>>>

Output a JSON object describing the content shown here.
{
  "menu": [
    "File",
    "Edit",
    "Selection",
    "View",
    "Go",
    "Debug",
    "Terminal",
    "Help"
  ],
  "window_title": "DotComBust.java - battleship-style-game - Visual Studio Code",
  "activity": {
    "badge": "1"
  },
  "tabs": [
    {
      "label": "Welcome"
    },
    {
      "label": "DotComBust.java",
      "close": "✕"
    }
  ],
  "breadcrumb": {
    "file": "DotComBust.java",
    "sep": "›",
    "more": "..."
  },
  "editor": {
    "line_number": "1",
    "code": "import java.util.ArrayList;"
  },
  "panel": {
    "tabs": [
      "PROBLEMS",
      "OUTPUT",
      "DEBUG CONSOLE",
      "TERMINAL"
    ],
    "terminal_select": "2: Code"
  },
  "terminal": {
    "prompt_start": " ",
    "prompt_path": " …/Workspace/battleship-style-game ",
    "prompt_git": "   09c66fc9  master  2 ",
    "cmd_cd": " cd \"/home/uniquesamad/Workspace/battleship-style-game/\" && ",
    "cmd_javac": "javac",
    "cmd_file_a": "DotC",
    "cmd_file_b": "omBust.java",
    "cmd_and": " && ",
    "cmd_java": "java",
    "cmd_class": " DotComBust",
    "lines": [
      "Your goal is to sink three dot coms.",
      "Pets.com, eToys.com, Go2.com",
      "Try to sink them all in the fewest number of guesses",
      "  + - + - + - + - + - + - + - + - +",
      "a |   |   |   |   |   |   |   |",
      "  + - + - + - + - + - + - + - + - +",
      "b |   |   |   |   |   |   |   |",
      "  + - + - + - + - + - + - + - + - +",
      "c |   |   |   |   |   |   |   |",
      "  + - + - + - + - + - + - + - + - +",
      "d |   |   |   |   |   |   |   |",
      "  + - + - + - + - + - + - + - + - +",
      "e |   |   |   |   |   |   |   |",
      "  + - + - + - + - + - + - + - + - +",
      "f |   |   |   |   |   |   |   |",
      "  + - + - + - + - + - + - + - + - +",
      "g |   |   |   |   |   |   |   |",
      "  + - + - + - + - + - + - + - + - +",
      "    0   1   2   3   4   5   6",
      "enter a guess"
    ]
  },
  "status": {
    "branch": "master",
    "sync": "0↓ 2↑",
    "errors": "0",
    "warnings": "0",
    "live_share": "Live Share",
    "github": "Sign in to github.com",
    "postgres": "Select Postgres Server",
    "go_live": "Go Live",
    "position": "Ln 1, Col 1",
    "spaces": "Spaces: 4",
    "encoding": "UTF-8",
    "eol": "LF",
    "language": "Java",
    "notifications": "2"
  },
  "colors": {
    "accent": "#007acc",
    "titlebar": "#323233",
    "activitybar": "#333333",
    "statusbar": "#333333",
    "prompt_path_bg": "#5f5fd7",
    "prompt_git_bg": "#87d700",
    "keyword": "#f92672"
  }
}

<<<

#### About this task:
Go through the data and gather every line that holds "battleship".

#### Written solution:
  "window_title": "DotComBust.java - battleship-style-game - Visual Studio Code",
    "prompt_path": " …/Workspace/battleship-style-game ",
    "cmd_cd": " cd \"/home/uniquesamad/Workspace/battleship-style-game/\" && ",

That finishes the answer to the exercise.